The Textalyzer

Stay below the legal limit – 0.

Distracted driving is becoming increasingly problematic in the United States and all over the world. Automobile accident fatality rates have increased dramatically over the last two years. The suspected culprit… texting and driving. Well, not only texting, but also Snapchatting, rifling through your playlist, checking e-mail, Candy Crushing, Tweeting, Facebooking, adjusting Google Maps, and scrolling through the Internet. Cell phone usage while driving is illegal in 47 states and the District of Columbia, but we see drivers of all ages doing it every day. One proposed solution is a machine dubbed the “Textalyzer.” It’s made by Cellebrite (the same company that made the software that can break into locked iPhones) and would give police officers the ability to access a driver’s phone after a crash or traffic infraction to see if they were using the device in the time leading up to the crash. The officer would plug the Textalyzer into the driver’s cell phone and retrieve a history of what they’ve been up to. They claim the content of texts or searches will not be accessible to the officers, just information about the time and length of usage on the phone. This data would, however, include exactly what apps you were using at exactly what time. Even just a swipe of the screen can be detected.

The hope is that this new technology would be a way to enforce texting bans just as the Breathalyzer is to enforce illegal drinking and driving. New York will be the first state to test the waters – they haven’t employed the technology yet, but a study was ordered by Gov. Andrew Cuomo earlier this year. Almost 3000 people were injured in cellphone-related crashes in New York state from 2011-2015, according to the Institute for Traffic Safety Management and Research, and the state issued 1.2 million tickets for cellphone violations in the same time period. It’s a life and death issue.

We all want safer roads. Is this the only way to get them?

So here’s a chance for us to get out ahead of the tech. Let’s hear the privacy concerns and the responses to them. Let’s talk about the Fourth Amendment and whether or not this device infringes on our right to be exempt from unreasonable searches and seizures.
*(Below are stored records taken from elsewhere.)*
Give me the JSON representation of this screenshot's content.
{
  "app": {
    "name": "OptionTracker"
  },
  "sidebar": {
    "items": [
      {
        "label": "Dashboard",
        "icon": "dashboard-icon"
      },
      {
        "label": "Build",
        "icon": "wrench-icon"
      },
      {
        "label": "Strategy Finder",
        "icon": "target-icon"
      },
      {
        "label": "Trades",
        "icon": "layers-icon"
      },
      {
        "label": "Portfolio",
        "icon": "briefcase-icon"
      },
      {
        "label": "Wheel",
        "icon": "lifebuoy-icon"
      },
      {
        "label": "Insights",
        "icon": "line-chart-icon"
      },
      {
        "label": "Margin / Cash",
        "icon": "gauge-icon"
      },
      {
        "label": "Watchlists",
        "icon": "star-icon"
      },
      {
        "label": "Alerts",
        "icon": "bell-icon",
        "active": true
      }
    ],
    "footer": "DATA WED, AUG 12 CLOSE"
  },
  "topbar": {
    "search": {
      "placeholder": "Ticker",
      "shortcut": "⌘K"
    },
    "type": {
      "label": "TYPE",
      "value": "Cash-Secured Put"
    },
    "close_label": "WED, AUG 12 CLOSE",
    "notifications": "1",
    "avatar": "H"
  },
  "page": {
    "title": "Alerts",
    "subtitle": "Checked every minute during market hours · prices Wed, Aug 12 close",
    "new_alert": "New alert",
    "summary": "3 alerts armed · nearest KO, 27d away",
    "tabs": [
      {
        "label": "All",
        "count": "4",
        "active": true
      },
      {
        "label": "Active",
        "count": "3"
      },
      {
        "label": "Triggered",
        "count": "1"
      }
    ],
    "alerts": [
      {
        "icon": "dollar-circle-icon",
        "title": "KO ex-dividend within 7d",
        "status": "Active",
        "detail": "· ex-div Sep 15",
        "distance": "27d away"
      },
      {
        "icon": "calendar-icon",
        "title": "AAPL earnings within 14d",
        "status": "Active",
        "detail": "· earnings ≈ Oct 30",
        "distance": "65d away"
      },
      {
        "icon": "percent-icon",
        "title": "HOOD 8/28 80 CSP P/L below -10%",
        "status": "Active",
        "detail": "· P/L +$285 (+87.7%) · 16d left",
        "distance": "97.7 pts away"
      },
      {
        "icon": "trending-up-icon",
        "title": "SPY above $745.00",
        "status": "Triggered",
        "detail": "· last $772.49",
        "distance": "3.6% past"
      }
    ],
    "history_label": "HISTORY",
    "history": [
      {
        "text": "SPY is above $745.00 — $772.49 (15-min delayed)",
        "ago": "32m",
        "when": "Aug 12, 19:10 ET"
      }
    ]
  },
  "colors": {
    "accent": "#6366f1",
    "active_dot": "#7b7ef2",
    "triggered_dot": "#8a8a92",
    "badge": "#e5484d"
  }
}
Right now is the time to ask questions about the software, how it will be implemented, how the police will avoid profiling and unequal treatment while using it, what will happen to people who “fail” the scan, and how we can avoid seizing a phone used by a passenger instead of a driver.